* _Goal of the exercise_: Copy each record exactly as it reads, leaving out any pictures it holds.

Data records for software interfaces
################

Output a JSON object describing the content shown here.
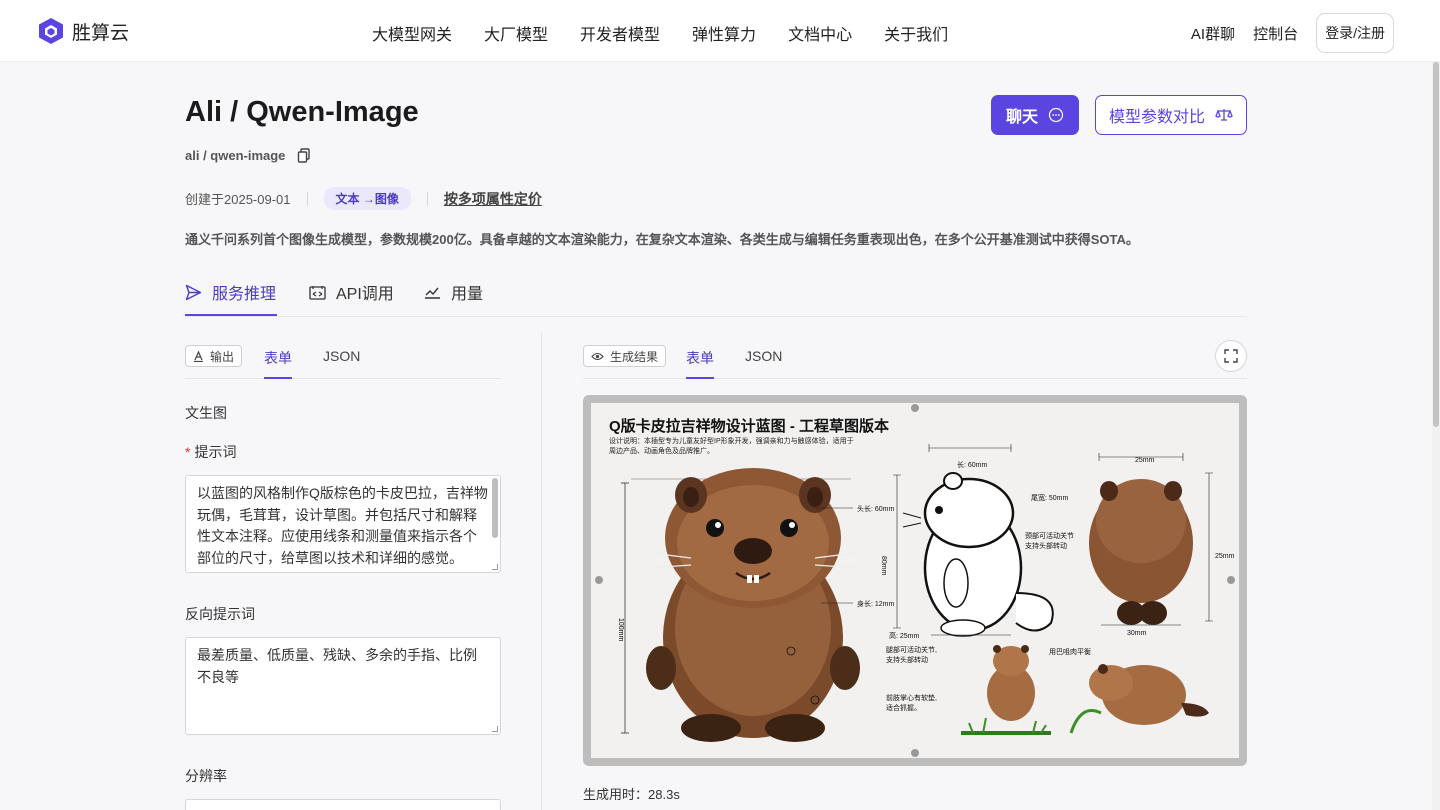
{
  "brand": {
    "name": "胜算云"
  },
  "nav": {
    "items": [
      "大模型网关",
      "大厂模型",
      "开发者模型",
      "弹性算力",
      "文档中心",
      "关于我们"
    ]
  },
  "header_right": {
    "group_chat": "AI群聊",
    "console": "控制台",
    "login": "登录/注册"
  },
  "model": {
    "title": "Ali / Qwen-Image",
    "slug": "ali / qwen-image",
    "created": "创建于2025-09-01",
    "modality_tag": "文本 →图像",
    "pricing_link": "按多项属性定价",
    "description": "通义千问系列首个图像生成模型，参数规模200亿。具备卓越的文本渲染能力，在复杂文本渲染、各类生成与编辑任务重表现出色，在多个公开基准测试中获得SOTA。"
  },
  "actions": {
    "chat": "聊天",
    "compare": "模型参数对比"
  },
  "tabs": {
    "inference": "服务推理",
    "api": "API调用",
    "usage": "用量"
  },
  "input_panel": {
    "pill": "输出",
    "form_tab": "表单",
    "json_tab": "JSON",
    "mode": "文生图",
    "prompt_label": "提示词",
    "prompt_value": "以蓝图的风格制作Q版棕色的卡皮巴拉，吉祥物玩偶，毛茸茸，设计草图。并包括尺寸和解释性文本注释。应使用线条和测量值来指示各个部位的尺寸，给草图以技术和详细的感觉。",
    "negative_label": "反向提示词",
    "negative_value": "最差质量、低质量、残缺、多余的手指、比例不良等",
    "resolution_label": "分辨率"
  },
  "output_panel": {
    "pill": "生成结果",
    "form_tab": "表单",
    "json_tab": "JSON",
    "time_label": "生成用时：",
    "time_value": "28.3s"
  },
  "generated_image": {
    "title": "Q版卡皮拉吉祥物设计蓝图 - 工程草图版本",
    "note": "设计说明：本插型专为儿童友好型IP形象开发，强调亲和力与触感体验，适用于周边产品、动画角色及品牌推广。",
    "annotations": {
      "head": "头长: 60mm",
      "length_top": "长: 60mm",
      "tail": "尾宽: 50mm",
      "joint": "颈部可活动关节\n支持头部转动",
      "body": "身长: 12mm",
      "height_bottom": "高: 25mm",
      "back_width": "25mm",
      "back_height": "25mm",
      "back_bottom": "30mm",
      "front_height": "100mm",
      "side_height": "80mm",
      "limb_joint": "腿部可活动关节,\n支持头部转动",
      "paw": "前肢掌心有软垫,\n适合抓握。",
      "tail_note": "用巴咀肉平衡"
    }
  },
  "colors": {
    "accent": "#5b45e0",
    "tag_bg": "#ebe8fb"
  }
}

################

* _Response area_:
Output a JSON object describing the content shown here.
{
  "brand": {
    "name": "胜算云"
  },
  "nav": {
    "items": [
      "大模型网关",
      "大厂模型",
      "开发者模型",
      "弹性算力",
      "文档中心",
      "关于我们"
    ]
  },
  "header_right": {
    "group_chat": "AI群聊",
    "console": "控制台",
    "login": "登录/注册"
  },
  "model": {
    "title": "Ali / Qwen-Image",
    "slug": "ali / qwen-image",
    "created": "创建于2025-09-01",
    "modality_tag": "文本 →图像",
    "pricing_link": "按多项属性定价",
    "description": "通义千问系列首个图像生成模型，参数规模200亿。具备卓越的文本渲染能力，在复杂文本渲染、各类生成与编辑任务重表现出色，在多个公开基准测试中获得SOTA。"
  },
  "actions": {
    "chat": "聊天",
    "compare": "模型参数对比"
  },
  "tabs": {
    "inference": "服务推理",
    "api": "API调用",
    "usage": "用量"
  },
  "input_panel": {
    "pill": "输出",
    "form_tab": "表单",
    "json_tab": "JSON",
    "mode": "文生图",
    "prompt_label": "提示词",
    "prompt_value": "以蓝图的风格制作Q版棕色的卡皮巴拉，吉祥物玩偶，毛茸茸，设计草图。并包括尺寸和解释性文本注释。应使用线条和测量值来指示各个部位的尺寸，给草图以技术和详细的感觉。",
    "negative_label": "反向提示词",
    "negative_value": "最差质量、低质量、残缺、多余的手指、比例不良等",
    "resolution_label": "分辨率"
  },
  "output_panel": {
    "pill": "生成结果",
    "form_tab": "表单",
    "json_tab": "JSON",
    "time_label": "生成用时：",
    "time_value": "28.3s"
  },
  "generated_image": {
    "title": "Q版卡皮拉吉祥物设计蓝图 - 工程草图版本",
    "note": "设计说明：本插型专为儿童友好型IP形象开发，强调亲和力与触感体验，适用于周边产品、动画角色及品牌推广。",
    "annotations": {
      "head": "头长: 60mm",
      "length_top": "长: 60mm",
      "tail": "尾宽: 50mm",
      "joint": "颈部可活动关节\n支持头部转动",
      "body": "身长: 12mm",
      "height_bottom": "高: 25mm",
      "back_width": "25mm",
      "back_height": "25mm",
      "back_bottom": "30mm",
      "front_height": "100mm",
      "side_height": "80mm",
      "limb_joint": "腿部可活动关节,\n支持头部转动",
      "paw": "前肢掌心有软垫,\n适合抓握。",
      "tail_note": "用巴咀肉平衡"
    }
  },
  "colors": {
    "accent": "#5b45e0",
    "tag_bg": "#ebe8fb"
  }
}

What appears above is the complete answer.